Whatever his personal life, in 1938 Errol Flynn was the embodiment of swashbuckling, wise-cracking virtue and perfect for playing Robin Hood as the merriest of the Merry Men. We meet him as he is rescuing poacher Much from summary execution by the coldly cruel Sir Guy of Gisbourne (Basil Rathbone).  However, his grand entrance is shortly afterward when he arrives at a banquet hosted by Prince John (Claude Raines) and deposits the poached deer before the prince.  This is followed by a classic fight scene in which Robin fights off at least 20 Norman foes single handed with sword, arrows, and sheer derring-do.

adventuresofrobinhood with deer

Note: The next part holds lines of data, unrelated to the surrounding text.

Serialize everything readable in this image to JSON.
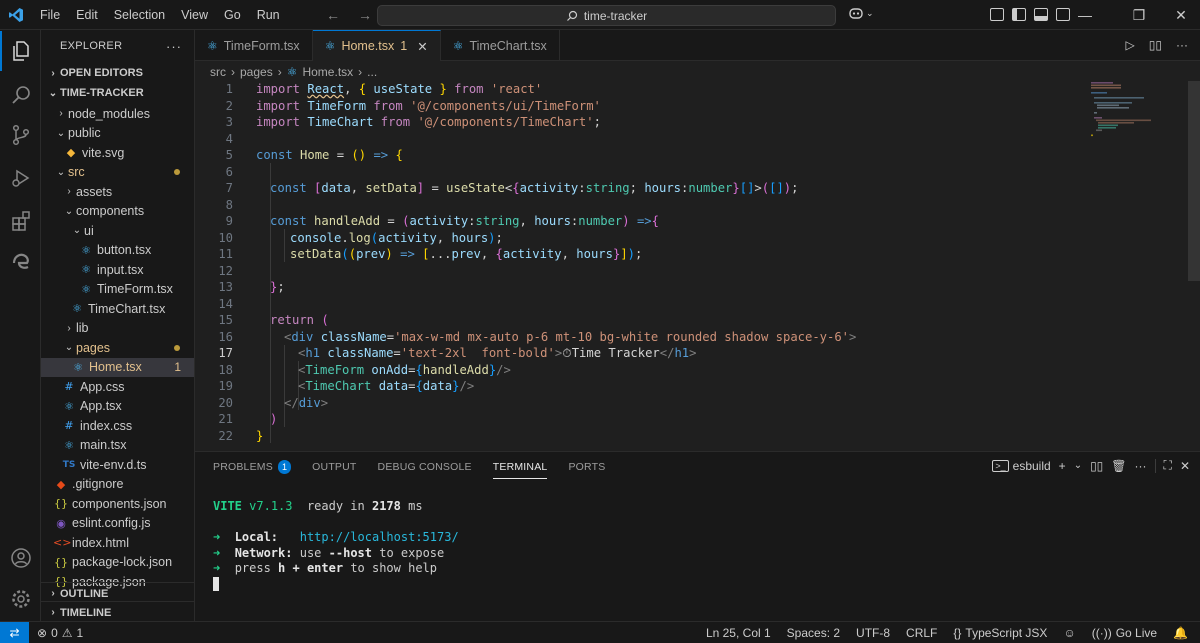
{
  "titlebar": {
    "menu": [
      "File",
      "Edit",
      "Selection",
      "View",
      "Go",
      "Run"
    ],
    "search_text": "time-tracker"
  },
  "explorer": {
    "title": "EXPLORER",
    "open_editors": "OPEN EDITORS",
    "project": "TIME-TRACKER",
    "tree": [
      {
        "label": "node_modules",
        "type": "folder"
      },
      {
        "label": "public",
        "type": "folder"
      },
      {
        "label": "vite.svg",
        "type": "file"
      },
      {
        "label": "src",
        "type": "folder"
      },
      {
        "label": "assets",
        "type": "folder"
      },
      {
        "label": "components",
        "type": "folder"
      },
      {
        "label": "ui",
        "type": "folder"
      },
      {
        "label": "button.tsx",
        "type": "file"
      },
      {
        "label": "input.tsx",
        "type": "file"
      },
      {
        "label": "TimeForm.tsx",
        "type": "file"
      },
      {
        "label": "TimeChart.tsx",
        "type": "file"
      },
      {
        "label": "lib",
        "type": "folder"
      },
      {
        "label": "pages",
        "type": "folder"
      },
      {
        "label": "Home.tsx",
        "type": "file",
        "problems": "1"
      },
      {
        "label": "App.css",
        "type": "file"
      },
      {
        "label": "App.tsx",
        "type": "file"
      },
      {
        "label": "index.css",
        "type": "file"
      },
      {
        "label": "main.tsx",
        "type": "file"
      },
      {
        "label": "vite-env.d.ts",
        "type": "file"
      },
      {
        "label": ".gitignore",
        "type": "file"
      },
      {
        "label": "components.json",
        "type": "file"
      },
      {
        "label": "eslint.config.js",
        "type": "file"
      },
      {
        "label": "index.html",
        "type": "file"
      },
      {
        "label": "package-lock.json",
        "type": "file"
      },
      {
        "label": "package.json",
        "type": "file"
      }
    ],
    "outline": "OUTLINE",
    "timeline": "TIMELINE"
  },
  "tabs": [
    {
      "label": "TimeForm.tsx",
      "active": false
    },
    {
      "label": "Home.tsx",
      "active": true,
      "problems": "1"
    },
    {
      "label": "TimeChart.tsx",
      "active": false
    }
  ],
  "breadcrumbs": [
    "src",
    "pages",
    "Home.tsx",
    "..."
  ],
  "line_numbers": [
    "1",
    "2",
    "3",
    "4",
    "5",
    "6",
    "7",
    "8",
    "9",
    "10",
    "11",
    "12",
    "13",
    "14",
    "15",
    "16",
    "17",
    "18",
    "19",
    "20",
    "21",
    "22"
  ],
  "code_text": {
    "l1": "import React, { useState } from 'react'",
    "l2": "import TimeForm from '@/components/ui/TimeForm'",
    "l3": "import TimeChart from '@/components/TimeChart';",
    "l5": "const Home = () => {",
    "l7": "const [data, setData] = useState<{activity:string; hours:number}[]>([]);",
    "l9": "const handleAdd = (activity:string, hours:number) =>{",
    "l10": "console.log(activity, hours);",
    "l11": "setData((prev) => [...prev, {activity, hours}]);",
    "l13": "};",
    "l15": "return (",
    "l16": "<div className='max-w-md mx-auto p-6 mt-10 bg-white rounded shadow space-y-6'>",
    "l17": "<h1 className='text-2xl  font-bold'>⏱Time Tracker</h1>",
    "l18": "<TimeForm onAdd={handleAdd}/>",
    "l19": "<TimeChart data={data}/>",
    "l20": "</div>",
    "l21": ")",
    "l22": "}"
  },
  "panel": {
    "tabs": [
      "PROBLEMS",
      "OUTPUT",
      "DEBUG CONSOLE",
      "TERMINAL",
      "PORTS"
    ],
    "problems_count": "1",
    "active_tab": "TERMINAL",
    "terminal_name": "esbuild"
  },
  "terminal": {
    "vite_label": "VITE",
    "vite_version": "v7.1.3",
    "ready_text": "ready in",
    "ready_ms": "2178",
    "ms": "ms",
    "local_label": "Local:",
    "local_url": "http://localhost:5173/",
    "network_label": "Network:",
    "network_text": "use",
    "network_flag": "--host",
    "network_tail": "to expose",
    "help_pre": "press",
    "help_key": "h + enter",
    "help_tail": "to show help"
  },
  "statusbar": {
    "errors": "0",
    "warnings": "1",
    "position": "Ln 25, Col 1",
    "spaces": "Spaces: 2",
    "encoding": "UTF-8",
    "eol": "CRLF",
    "language": "TypeScript JSX",
    "golive": "Go Live"
  },
  "colors": {
    "accent": "#0078d4",
    "modified": "#e2c08d"
  }
}
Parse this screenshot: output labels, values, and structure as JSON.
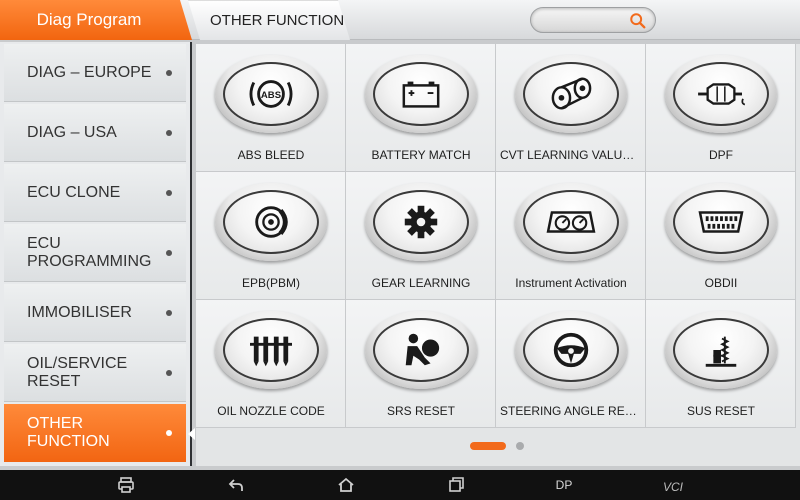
{
  "header": {
    "diag_tab": "Diag Program",
    "other_tab": "OTHER FUNCTION",
    "search_placeholder": ""
  },
  "sidebar": {
    "items": [
      {
        "label": "DIAG – EUROPE",
        "active": false
      },
      {
        "label": "DIAG – USA",
        "active": false
      },
      {
        "label": "ECU CLONE",
        "active": false
      },
      {
        "label": "ECU PROGRAMMING",
        "active": false
      },
      {
        "label": "IMMOBILISER",
        "active": false
      },
      {
        "label": "OIL/SERVICE RESET",
        "active": false
      },
      {
        "label": "OTHER FUNCTION",
        "active": true
      }
    ]
  },
  "functions": [
    {
      "label": "ABS BLEED",
      "icon": "abs-icon"
    },
    {
      "label": "BATTERY MATCH",
      "icon": "battery-icon"
    },
    {
      "label": "CVT LEARNING VALUE···",
      "icon": "cvt-belt-icon"
    },
    {
      "label": "DPF",
      "icon": "dpf-filter-icon"
    },
    {
      "label": "EPB(PBM)",
      "icon": "brake-disc-icon"
    },
    {
      "label": "GEAR LEARNING",
      "icon": "gear-icon"
    },
    {
      "label": "Instrument Activation",
      "icon": "instrument-cluster-icon"
    },
    {
      "label": "OBDII",
      "icon": "obd-connector-icon"
    },
    {
      "label": "OIL NOZZLE CODE",
      "icon": "injector-icon"
    },
    {
      "label": "SRS RESET",
      "icon": "airbag-icon"
    },
    {
      "label": "STEERING ANGLE RESET",
      "icon": "steering-wheel-icon"
    },
    {
      "label": "SUS RESET",
      "icon": "suspension-icon"
    }
  ],
  "pager": {
    "pages": 2,
    "current": 1
  },
  "navbar": {
    "dp_label": "DP",
    "vci_label": "VCI"
  },
  "colors": {
    "accent": "#f26a1b",
    "background": "#e3e5e6",
    "navbar": "#111111"
  }
}
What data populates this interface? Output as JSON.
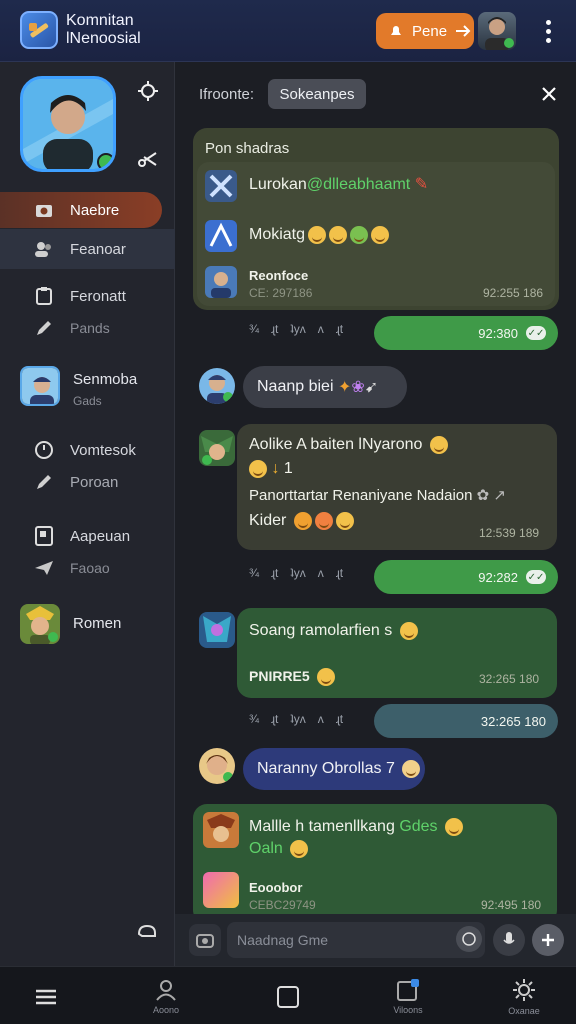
{
  "header": {
    "app_title_line1": "Komnitan",
    "app_title_line2": "lNenoosial",
    "action_label": "Pene",
    "action_icon": "send-icon"
  },
  "sidebar": {
    "nav": [
      {
        "label": "Naebre",
        "icon": "camera-icon"
      },
      {
        "label": "Feanoar",
        "icon": "users-icon"
      },
      {
        "label": "Feronatt",
        "icon": "clipboard-icon"
      },
      {
        "label": "Pands",
        "icon": "pencil-icon"
      },
      {
        "label": "Senmoba",
        "sub": "Gads"
      },
      {
        "label": "Vomtesok",
        "icon": "clock-icon"
      },
      {
        "label": "Poroan",
        "icon": "pencil-icon"
      },
      {
        "label": "Aapeuan",
        "icon": "doc-icon"
      },
      {
        "label": "Faoao",
        "icon": "plane-icon"
      },
      {
        "label": "Romen"
      }
    ]
  },
  "chat_header": {
    "label": "Ifroonte:",
    "chip": "Sokeanpes"
  },
  "messages": {
    "card1": {
      "title": "Pon shadras",
      "row1": "Lurokan",
      "row1_green": "@dlleabhaamt",
      "row2": "Mokiatg",
      "row3_title": "Reonfoce",
      "row3_meta": "CE: 297186",
      "row3_time": "92:255 186",
      "out_time": "92:380"
    },
    "bubble2": "Naanp biei",
    "card3": {
      "line1": "Aolike A baiten lNyarono",
      "line2": "1",
      "line3": "Panorttartar Renaniyane Nadaion",
      "line4": "Kider",
      "time": "12:539 189",
      "out_time": "92:282"
    },
    "card4": {
      "line1": "Soang ramolarfien s",
      "line2": "PNIRRE5",
      "time": "32:265 180",
      "out_time": "32:265 180"
    },
    "bubble5": "Naranny Obrollas 7",
    "card6": {
      "line1": "Mallle h tamenllkang",
      "line1_green": "Gdes",
      "line2": "Oaln",
      "row_title": "Eooobor",
      "row_meta": "CEBC29749",
      "row_time": "92:495 180"
    },
    "reactions": [
      "¾",
      "ɻt",
      "ʌ",
      "ʇyʌ"
    ]
  },
  "composer": {
    "placeholder": "Naadnag Gme"
  },
  "bottom_nav": [
    {
      "label": "",
      "icon": "menu-icon"
    },
    {
      "label": "Aoono",
      "icon": "person-icon"
    },
    {
      "label": "",
      "icon": "square-icon"
    },
    {
      "label": "Viloons",
      "icon": "notes-icon"
    },
    {
      "label": "Oxanae",
      "icon": "gear-icon"
    }
  ]
}
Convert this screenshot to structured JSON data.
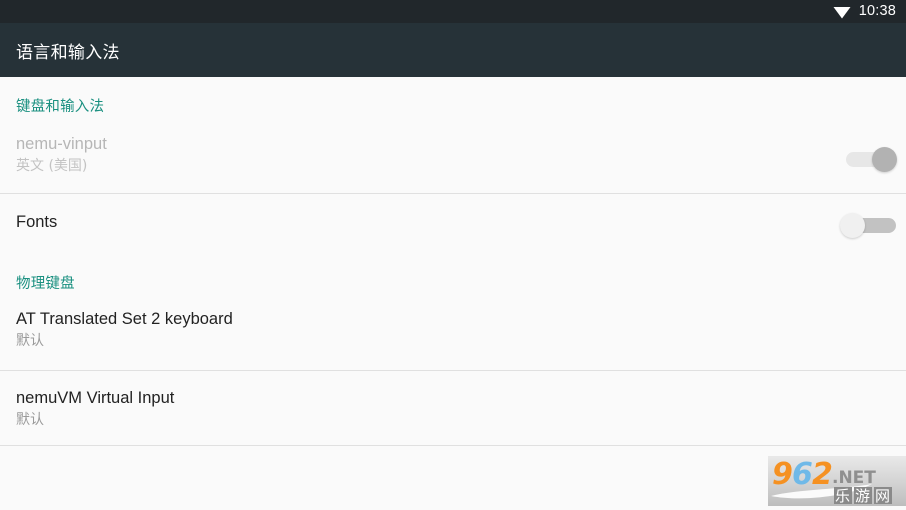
{
  "status_bar": {
    "wifi_icon": "wifi-icon",
    "time": "10:38",
    "background": "#21272b",
    "foreground": "#ffffff"
  },
  "action_bar": {
    "title": "语言和输入法",
    "background": "#263238",
    "foreground": "#ffffff"
  },
  "theme": {
    "accent": "#1a9080",
    "page_background": "#fafafa",
    "divider": "#e0e0e0",
    "text_primary": "#222222",
    "text_secondary": "#9a9a9a",
    "text_disabled": "#b6b6b6"
  },
  "sections": [
    {
      "header": "键盘和输入法",
      "rows": [
        {
          "title": "nemu-vinput",
          "subtitle": "英文 (美国)",
          "enabled": false,
          "switch": {
            "state": "on",
            "disabled": true
          }
        },
        {
          "title": "Fonts",
          "subtitle": "",
          "enabled": true,
          "switch": {
            "state": "off",
            "disabled": false
          }
        }
      ]
    },
    {
      "header": "物理键盘",
      "rows": [
        {
          "title": "AT Translated Set 2 keyboard",
          "subtitle": "默认",
          "enabled": true,
          "switch": null
        },
        {
          "title": "nemuVM Virtual Input",
          "subtitle": "默认",
          "enabled": true,
          "switch": null
        }
      ]
    }
  ],
  "watermark": {
    "digits": "962",
    "tld": ".NET",
    "chinese": "乐游网",
    "orange": "#f59122",
    "blue": "#6fb9e8",
    "gray": "#8d8d8d"
  }
}
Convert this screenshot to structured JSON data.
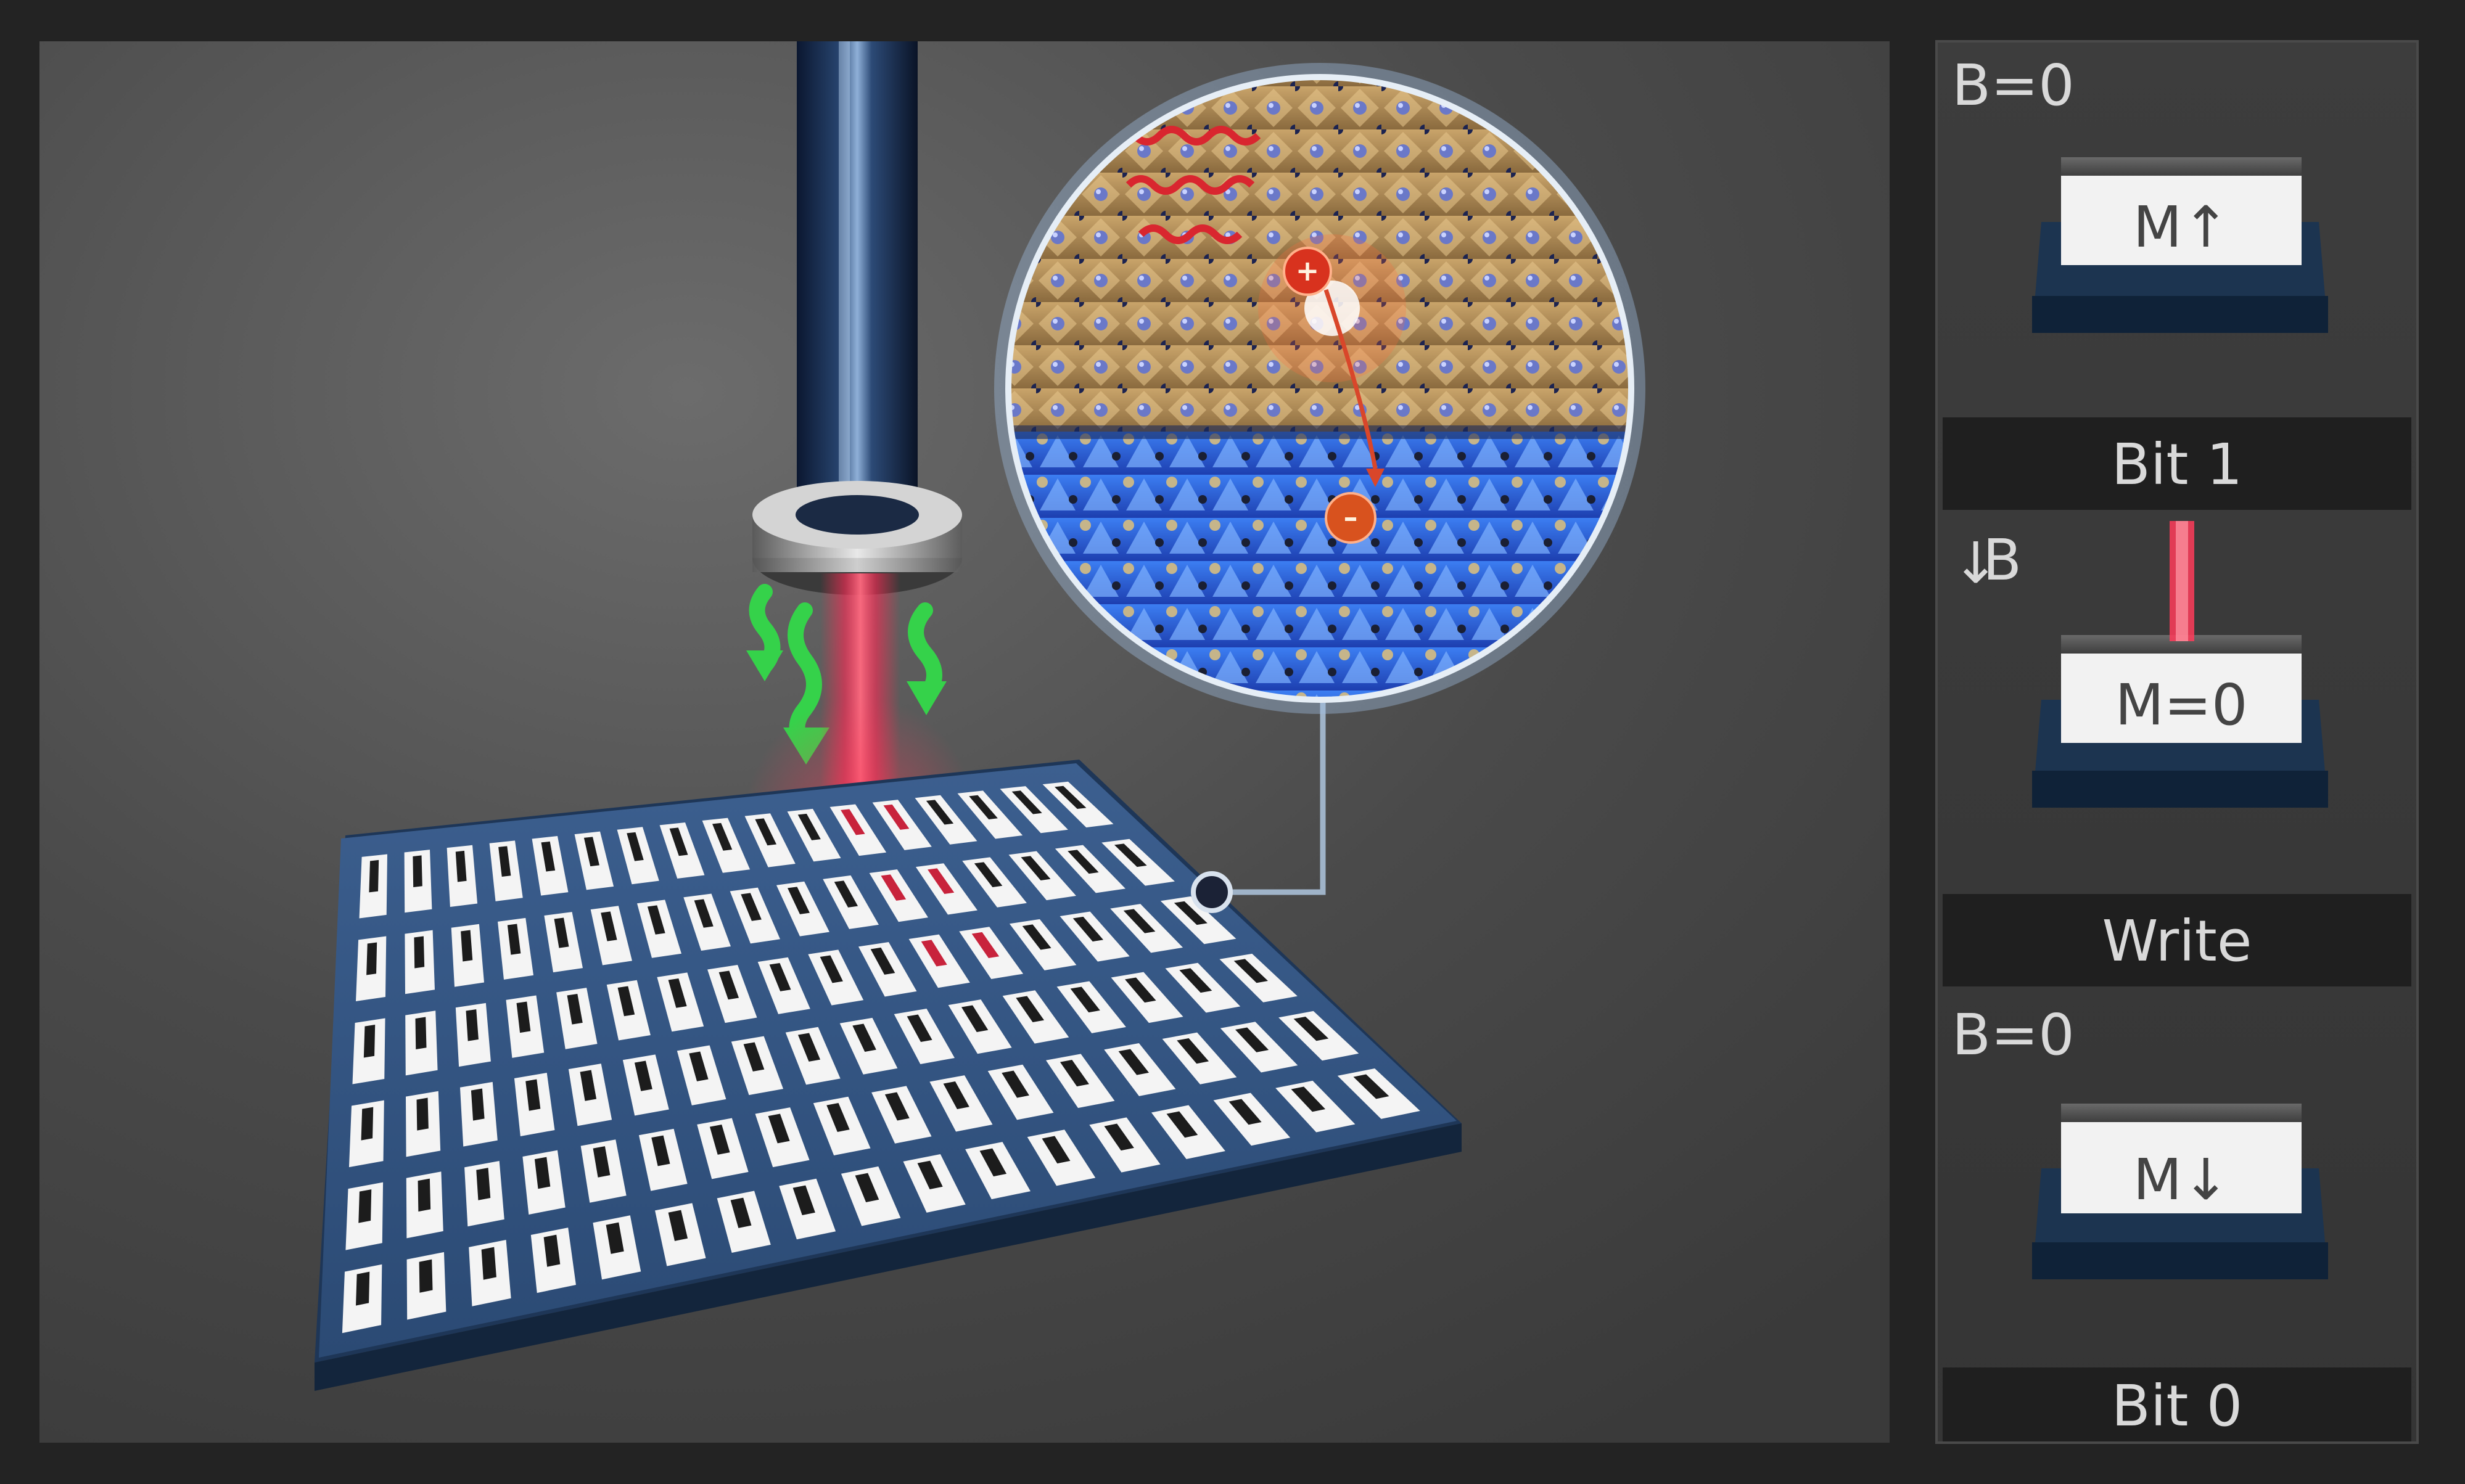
{
  "panels": {
    "top": {
      "field": "B=0",
      "cell": "M↑",
      "bar": "Bit 1"
    },
    "middle": {
      "arrow": "↓",
      "field": "B",
      "cell": "M=0",
      "bar": "Write"
    },
    "bottom": {
      "field": "B=0",
      "cell": "M↓",
      "bar": "Bit 0"
    }
  },
  "inset": {
    "hole_sign": "+",
    "electron_sign": "–"
  }
}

Robin first sets eyes on the beautiful Lady Marian, intelligently played by the lovely Olivia de Havilland, at the banquet.  As a Norman, she at first despises this Saxon upstart but learns to respect and then love him for his loyalty to her guardian King Richard and his goodness to the downtrodden.  Robin is appropriately chivalric throughout.  In fact, a tenant of the oath taken by the  Merry Men is to protect all women whether Norman or Saxon.

Three Villains - Melville Cooper, Basil Rathbone, and Claude Raines

Three villains – Melville Cooper, Basil Rathbone, and Claude Raines

The supporting cast is a roster of some of the most familiar faces in ’30’s Hollywood. Each villain has his own consistent attributes from Claude Raines’s cynical, snide Prince John, to Melville Cooper’s cowardly Sheriff of Nottingham.  Basil Rathbone contributes his expert swordsmanship to the fabulous sword duel with Robin that closes the film.  Then we have the good guys.  It is hard to imagine a more perfect crew than Alan Hale as Little John, Eugene Pallette as Friar Tuck, Patric Knowles as Will Scarlet, and Herbert Mundin as Much.   Una O’Conner hams it up as Marian’s loyal lady’s maid Bess.

Adventures of Robin Hood Climactic Duel

The bright glittering costumes and sets may not present an accurate picture of the Middle Ages but they do contribute to the storybook feeling of the piece.  Those who are looking for a gritty, nuanced portrayal of the Robin Hood legend would do better elsewhere.  Those viewers who are out for a good time can stop right here for 102 minutes of unadulterated fun.

Clip – The Archery Tournament